» What the exercise asks
From the line that contains "Output a JSON" to the end of the records below, copy every line exactly. Both the first and last of these lines count.

» Supplied records

--- START ---

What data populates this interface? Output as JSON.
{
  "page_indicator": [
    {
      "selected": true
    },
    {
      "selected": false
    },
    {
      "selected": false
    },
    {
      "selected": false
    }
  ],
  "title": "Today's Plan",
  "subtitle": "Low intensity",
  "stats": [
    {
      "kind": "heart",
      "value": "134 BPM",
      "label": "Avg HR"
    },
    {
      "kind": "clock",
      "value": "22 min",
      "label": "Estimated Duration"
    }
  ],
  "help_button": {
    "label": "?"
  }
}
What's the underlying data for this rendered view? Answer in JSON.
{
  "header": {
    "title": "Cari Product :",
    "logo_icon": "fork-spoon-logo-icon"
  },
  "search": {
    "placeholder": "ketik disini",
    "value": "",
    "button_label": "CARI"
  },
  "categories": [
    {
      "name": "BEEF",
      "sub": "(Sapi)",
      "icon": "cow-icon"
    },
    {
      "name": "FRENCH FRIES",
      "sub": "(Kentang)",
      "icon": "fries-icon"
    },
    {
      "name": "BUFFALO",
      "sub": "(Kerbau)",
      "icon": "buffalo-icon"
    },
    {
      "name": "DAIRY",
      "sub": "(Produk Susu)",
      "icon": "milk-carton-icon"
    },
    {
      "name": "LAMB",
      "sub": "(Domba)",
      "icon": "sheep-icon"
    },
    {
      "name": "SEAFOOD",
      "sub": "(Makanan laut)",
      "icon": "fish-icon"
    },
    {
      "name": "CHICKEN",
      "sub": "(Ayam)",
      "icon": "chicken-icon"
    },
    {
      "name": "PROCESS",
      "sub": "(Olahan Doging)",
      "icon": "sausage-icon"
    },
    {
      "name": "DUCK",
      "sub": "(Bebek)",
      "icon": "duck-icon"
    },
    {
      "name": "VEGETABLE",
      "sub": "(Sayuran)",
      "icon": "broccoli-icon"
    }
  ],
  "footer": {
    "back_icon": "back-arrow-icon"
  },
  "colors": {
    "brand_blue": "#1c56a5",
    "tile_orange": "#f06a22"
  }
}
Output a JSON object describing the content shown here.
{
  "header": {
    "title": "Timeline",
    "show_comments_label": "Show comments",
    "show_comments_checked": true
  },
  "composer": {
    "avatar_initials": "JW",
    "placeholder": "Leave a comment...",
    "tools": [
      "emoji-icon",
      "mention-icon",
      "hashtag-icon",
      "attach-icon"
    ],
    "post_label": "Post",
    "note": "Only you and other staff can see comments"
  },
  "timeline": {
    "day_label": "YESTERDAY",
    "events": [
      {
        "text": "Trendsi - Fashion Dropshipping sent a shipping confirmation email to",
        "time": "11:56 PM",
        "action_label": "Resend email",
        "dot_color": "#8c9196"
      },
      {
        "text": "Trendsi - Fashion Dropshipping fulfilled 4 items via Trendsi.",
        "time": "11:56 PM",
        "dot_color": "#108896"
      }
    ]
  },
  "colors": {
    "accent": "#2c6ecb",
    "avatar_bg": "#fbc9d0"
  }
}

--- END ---

» Your response
Output a JSON object describing the content shown here.
{
  "header": {
    "title": "Timeline",
    "show_comments_label": "Show comments",
    "show_comments_checked": true
  },
  "composer": {
    "avatar_initials": "JW",
    "placeholder": "Leave a comment...",
    "tools": [
      "emoji-icon",
      "mention-icon",
      "hashtag-icon",
      "attach-icon"
    ],
    "post_label": "Post",
    "note": "Only you and other staff can see comments"
  },
  "timeline": {
    "day_label": "YESTERDAY",
    "events": [
      {
        "text": "Trendsi - Fashion Dropshipping sent a shipping confirmation email to",
        "time": "11:56 PM",
        "action_label": "Resend email",
        "dot_color": "#8c9196"
      },
      {
        "text": "Trendsi - Fashion Dropshipping fulfilled 4 items via Trendsi.",
        "time": "11:56 PM",
        "dot_color": "#108896"
      }
    ]
  },
  "colors": {
    "accent": "#2c6ecb",
    "avatar_bg": "#fbc9d0"
  }
}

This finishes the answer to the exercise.